Appleton Public Library Phone Numbers Administration.........................(920) 832-6170 Children’s Desk........................ (920) 832-6187 Circulation Desk......................(920) 832-6179 Information Desk.....................(920) 832-6177 Reference Desk......................(920) 832-6173

Appleton Public Library Summer Hours Monday.............................. 9:00 am - 8:00 pm Tuesday.............................. 9:00 am - 8:00 pm Wednesday....................... 9:00 am - 8:00 pm Thursday............................. 9:00 am - 8:00 pm Friday.................................. 9:00 am - 6:00 pm Saturday............................. 9:00 am - 1:00 pm Sunday................................ Closed

Appleton Public Library Upcoming Closures

12 Years a Slave

2

4

Gravity

What’s Appleton

Listening To?

Music

1

Bad Blood Bastille

3

AM Arctic Monkeys

5

Marshall Mathers Eminem

Independence Day...............................July 4 Labor Day...................................September 1

Frozen Soundtrack

www.apl.org info@apl.org | refquest@apl.org

Frozen

2

Night Visions Imagine Dragons

4

After the Disco Broken Bells

Interested in one of these items? Call 832-6177 to place your hold today! Fine Print • Summer 2014 | 19


Appleton Public Library Friends of Appleton Public Library 225 N Oneida Street Appleton, WI 54911 (920) 832-6177 www.apl.org

Fine Print SUMMER 2014

APPLETON PUBLIC LIBRARY | FRIENDS OF APPLETON PUBLIC LIBRARY

Be a Friend Today!

All new or increased gifts to the Friends of APL will be matched by a generous donation from the Salmon Foundation. This means your $25 gift will equal $50. Your $100 gift will equal $200. We invite you to consider adding a donation to your summer giving today!

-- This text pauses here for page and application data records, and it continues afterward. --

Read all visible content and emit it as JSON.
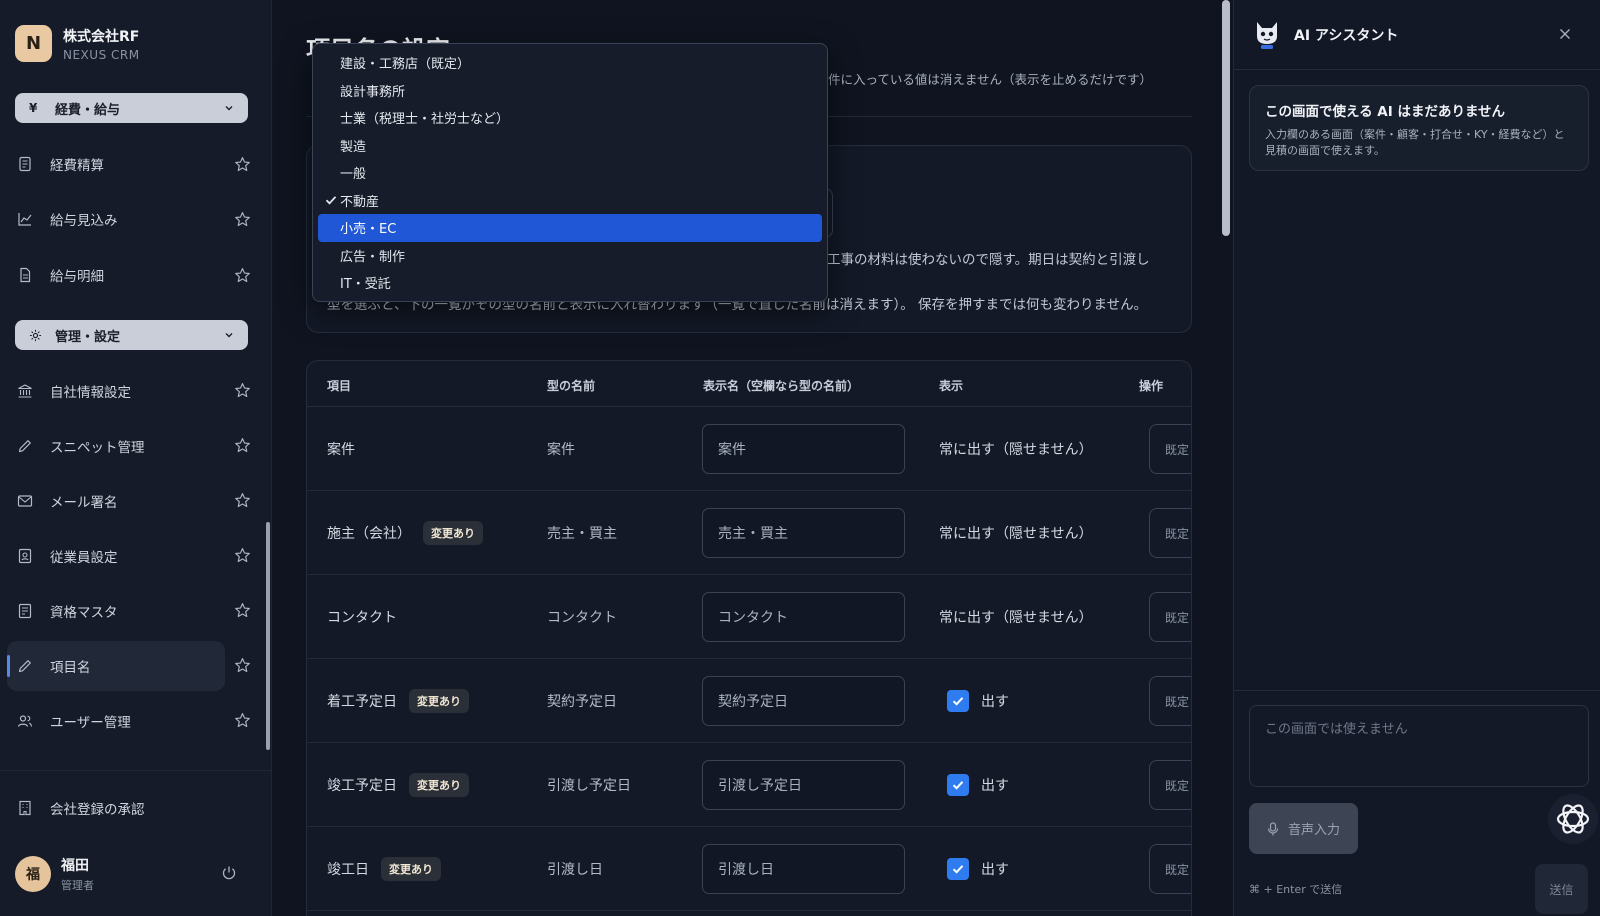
{
  "brand": {
    "logo_letter": "N",
    "name": "株式会社RF",
    "subtitle": "NEXUS CRM"
  },
  "sidebar": {
    "group_finance": {
      "icon": "yen-icon",
      "label": "経費・給与"
    },
    "finance_items": [
      {
        "icon": "receipt-icon",
        "label": "経費精算"
      },
      {
        "icon": "chart-line-icon",
        "label": "給与見込み"
      },
      {
        "icon": "document-icon",
        "label": "給与明細"
      }
    ],
    "group_admin": {
      "icon": "gear-icon",
      "label": "管理・設定"
    },
    "admin_items": [
      {
        "icon": "bank-icon",
        "label": "自社情報設定"
      },
      {
        "icon": "pencil-icon",
        "label": "スニペット管理"
      },
      {
        "icon": "mail-icon",
        "label": "メール署名"
      },
      {
        "icon": "id-badge-icon",
        "label": "従業員設定"
      },
      {
        "icon": "certificate-icon",
        "label": "資格マスタ"
      },
      {
        "icon": "pencil-icon",
        "label": "項目名",
        "active": true
      },
      {
        "icon": "users-icon",
        "label": "ユーザー管理"
      }
    ],
    "approval": {
      "icon": "building-icon",
      "label": "会社登録の承認"
    },
    "user": {
      "avatar": "福",
      "name": "福田",
      "role": "管理者"
    }
  },
  "main": {
    "title": "項目名の設定",
    "description_visible_end": "件に入っている値は消えません（表示を止めるだけです）",
    "card": {
      "text_line1_visible": "工事の材料は使わないので隠す。期日は契約と引渡し",
      "text_line2_visible": "型を選ぶと、下の一覧がその型の名前と表示に入れ替わります（一覧で直した名前は消えます）。 保存を押すまでは何も変わりません。"
    },
    "table": {
      "headers": [
        "項目",
        "型の名前",
        "表示名（空欄なら型の名前）",
        "表示",
        "操作"
      ],
      "rows": [
        {
          "item": "案件",
          "badge": "",
          "type_name": "案件",
          "display_name": "案件",
          "visibility": "常に出す（隠せません）",
          "checked": false,
          "op": "既定"
        },
        {
          "item": "施主（会社）",
          "badge": "変更あり",
          "type_name": "売主・買主",
          "display_name": "売主・買主",
          "visibility": "常に出す（隠せません）",
          "checked": false,
          "op": "既定"
        },
        {
          "item": "コンタクト",
          "badge": "",
          "type_name": "コンタクト",
          "display_name": "コンタクト",
          "visibility": "常に出す（隠せません）",
          "checked": false,
          "op": "既定"
        },
        {
          "item": "着工予定日",
          "badge": "変更あり",
          "type_name": "契約予定日",
          "display_name": "契約予定日",
          "visibility": "出す",
          "checked": true,
          "op": "既定"
        },
        {
          "item": "竣工予定日",
          "badge": "変更あり",
          "type_name": "引渡し予定日",
          "display_name": "引渡し予定日",
          "visibility": "出す",
          "checked": true,
          "op": "既定"
        },
        {
          "item": "竣工日",
          "badge": "変更あり",
          "type_name": "引渡し日",
          "display_name": "引渡し日",
          "visibility": "出す",
          "checked": true,
          "op": "既定"
        }
      ]
    }
  },
  "dropdown": {
    "options": [
      "建設・工務店（既定）",
      "設計事務所",
      "士業（税理士・社労士など）",
      "製造",
      "一般",
      "不動産",
      "小売・EC",
      "広告・制作",
      "IT・受託"
    ],
    "selected": "不動産",
    "highlighted": "小売・EC"
  },
  "ai_panel": {
    "title": "AI アシスタント",
    "logo_icon": "cat-robot-icon",
    "notice_title": "この画面で使える AI はまだありません",
    "notice_body": "入力欄のある画面（案件・顧客・打合せ・KY・経費など）と見積の画面で使えます。",
    "textarea_placeholder": "この画面では使えません",
    "voice_button": "音声入力",
    "hint": "⌘ + Enter で送信",
    "send_button": "送信"
  },
  "colors": {
    "accent": "#2057d6",
    "checkbox": "#2f7cf0",
    "background": "#0f1420",
    "sidebar": "#151b28"
  }
}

Visit www.apl.org/friends for more information

Building on Success


Summer 2014 Newsletter